Bass, Eben. "Innocence and Experience:The Thrust of Design."

Blake's Visionary Forms Dramatic. Eds. David V. Erdman and John E. Grant. New Haven: Princeton, 1970. 196-213.

Brisman, Susan Hawk and Leslie. "Prophecy and Illusion." Modern Critical Interpretations: Songs of Innocence and of Experience. Ed. Harold Bloom. New York: Chelsea House, 1987. 67-71.

Borck, Jim. S. "Blake's 'The Lamb': The Punctuation of Innocence." Tennessee Studies in Literature 19 (1974): 163-75.

Gillham, D.G. William Blake. Cambridge: UP, 1973. 6-10.
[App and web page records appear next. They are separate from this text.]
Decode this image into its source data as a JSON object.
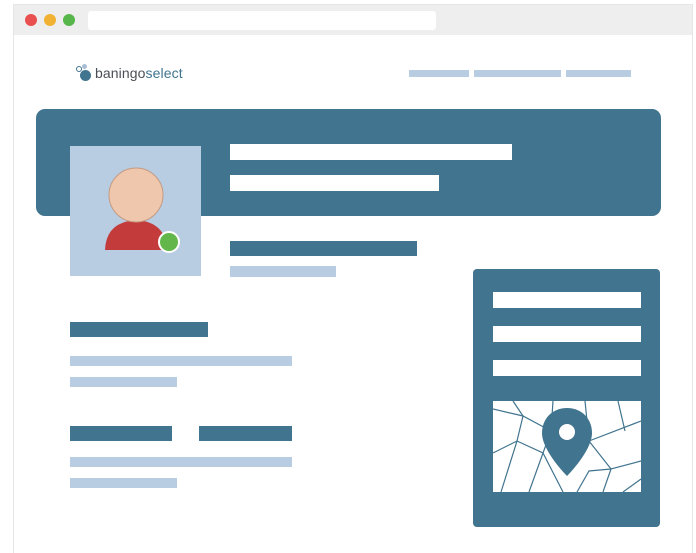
{
  "window": {
    "traffic_lights": [
      "close",
      "minimize",
      "zoom"
    ],
    "colors": {
      "close": "#e94f4f",
      "minimize": "#f1b233",
      "zoom": "#56b64a",
      "titlebar": "#eeeeee"
    }
  },
  "header": {
    "logo": {
      "brand": "baningo",
      "product": "select",
      "icon": "bubbles-logo-icon"
    },
    "nav_links": [
      "placeholder-link",
      "placeholder-link",
      "placeholder-link"
    ]
  },
  "profile": {
    "avatar_icon": "user-avatar-icon",
    "status": "online",
    "status_color": "#63b74a"
  },
  "side_panel": {
    "fields": [
      "placeholder-field",
      "placeholder-field",
      "placeholder-field"
    ],
    "map_icon": "location-pin-icon"
  },
  "colors": {
    "primary": "#41748f",
    "light_accent": "#b8cce2",
    "logo_text": "#4a4f55",
    "avatar_skin": "#efc7ad",
    "avatar_shirt": "#c33b3b"
  }
}
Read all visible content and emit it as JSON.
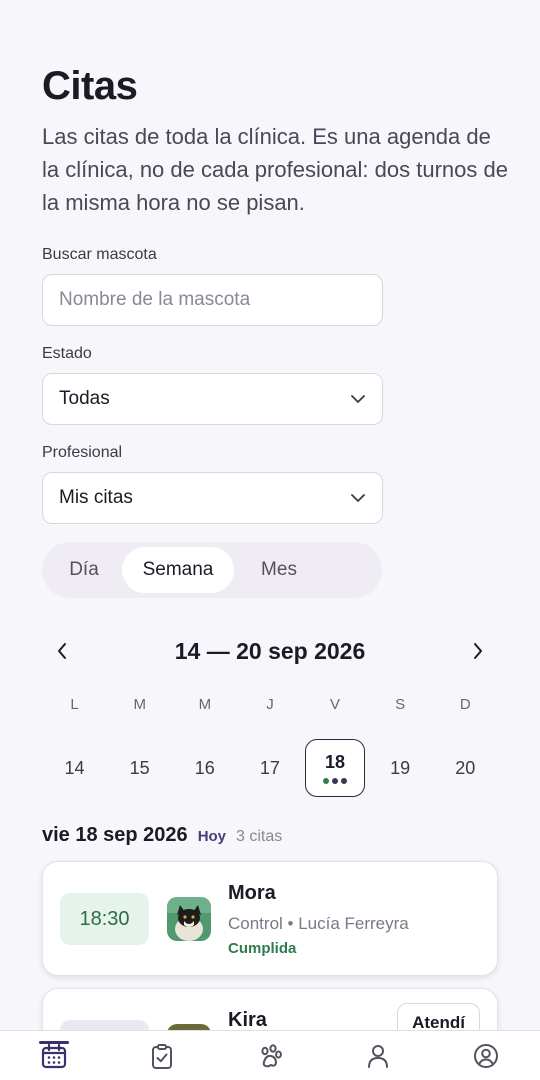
{
  "header": {
    "title": "Citas",
    "subtitle": "Las citas de toda la clínica. Es una agenda de la clínica, no de cada profesional: dos turnos de la misma hora no se pisan."
  },
  "filters": {
    "search": {
      "label": "Buscar mascota",
      "placeholder": "Nombre de la mascota",
      "value": ""
    },
    "status": {
      "label": "Estado",
      "value": "Todas"
    },
    "professional": {
      "label": "Profesional",
      "value": "Mis citas"
    }
  },
  "view_toggle": {
    "options": [
      {
        "label": "Día",
        "active": false
      },
      {
        "label": "Semana",
        "active": true
      },
      {
        "label": "Mes",
        "active": false
      }
    ]
  },
  "calendar": {
    "range": "14 — 20 sep 2026",
    "weekdays": [
      "L",
      "M",
      "M",
      "J",
      "V",
      "S",
      "D"
    ],
    "days": [
      {
        "num": "14",
        "selected": false
      },
      {
        "num": "15",
        "selected": false
      },
      {
        "num": "16",
        "selected": false
      },
      {
        "num": "17",
        "selected": false
      },
      {
        "num": "18",
        "selected": true,
        "dots": [
          "#2e7d4f",
          "#3c3550",
          "#3c3550"
        ]
      },
      {
        "num": "19",
        "selected": false
      },
      {
        "num": "20",
        "selected": false
      }
    ]
  },
  "day_summary": {
    "date": "vie 18 sep 2026",
    "today_label": "Hoy",
    "count": "3 citas"
  },
  "appointments": [
    {
      "time": "18:30",
      "pet": "Mora",
      "detail": "Control • Lucía Ferreyra",
      "status": "Cumplida",
      "time_bg": "#e6f3ea",
      "time_color": "#2e6b48"
    },
    {
      "pet": "Kira",
      "action": "Atendí",
      "time_bg": "#ebe8f4"
    }
  ],
  "bottom_nav": [
    {
      "icon": "calendar-icon",
      "active": true
    },
    {
      "icon": "clipboard-check-icon",
      "active": false
    },
    {
      "icon": "paw-icon",
      "active": false
    },
    {
      "icon": "person-icon",
      "active": false
    },
    {
      "icon": "account-circle-icon",
      "active": false
    }
  ],
  "colors": {
    "accent": "#3c2f6e",
    "success": "#2e7d4f",
    "background": "#f7f6fa"
  }
}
Glazer, Myra. "On the Dynamics of Blake's Composite Art" (1980). Modern Critical Interpretations: William Blake's Songs of Innocence and of Experience. Ed. Harold Bloom. New York: Chelsea House, 1987. 85-100.

Gleckner, Robert F. and Mark L. Greenburg. Introduction: Teaching Blake's Songs. New York: MLA, 1989. 17.

Gleckner, Robert F. The Piper and the Bard: A Study of William Blake. Detroit: Wayne State UP, 1959. 85-86, 97.

Glen, Heather. Vision and Disenchantment: Blake's Songs and Wordsworth's Lyrical Ballads. Cambridge" UP, 1983. 187-99.

Hagstrum, Jean H. "'The Wrath of the Lamb': A Study of William Blake's Conversions." From Sensibility to Romanticism: Essays Presented to Frederick A. Pottle. Eds Frederick W. Hilled and Harold Bloom. New York: Oxford UP, 1965. 311-30.

Hirsch, E.D., Jr. Innocence and Experience: An Introduction to William Blake. Chicago, UP, 1964. 177-78.

Holloway, John. Blake: The Lyric Poet. London: Edward Arnold Ltd., 1968. 61.

Keynes, Geoffrey. Commentary. Songs of Innocence and Experience Shewing the Two Contrary States of the Human Soul. By William Blake. 1789,1794. Oxford: UP, 1970. 134.

Lindsay, David W. Blake: Songs of Innocence and Experience. Atlantic Highlands, NJ: Humanities Press International, 1989. 31.

Leader, Zachary. Reading Blake's Songs. Boston: Routledge and Kegan Paul, 1981. 87-91.

Nurmi, Martin K. William Blake. London: Hutchinson, 1975. 62-3.

Paulson, Ronald. Representations of Revolution. New Haven: Yale UP, 1983. 88-110.

Richardson, Alan. "The Politics of Childhood: Wordsworth, Blake, and the Catechistic Method." ELH 56.4 (Winter 1989): 853-68.

Sosnowski, Terry Ford. "Meter and Form in Blake's 'The Lamb' and 'The Tyger'." Kwartalnik-- Neofilologiczny 31.4 (1984): 407-16.

Tannenbaum, Leslie. "Teaching Biblical Contexts of Songs." Gleckner and Greenburg. 99-103.

Williams, Harry. "The Tyger and the Lamb." Concerning Poetry 5 (1972): 49-56.

Wicksteed, Joseph A. Blake's Innocence and Experience: A Study of the Songs and Manuscripts "Shewing the Two Contrary States of the Human Soul". London: J.M. Dent and Sons, 1928. 91-2.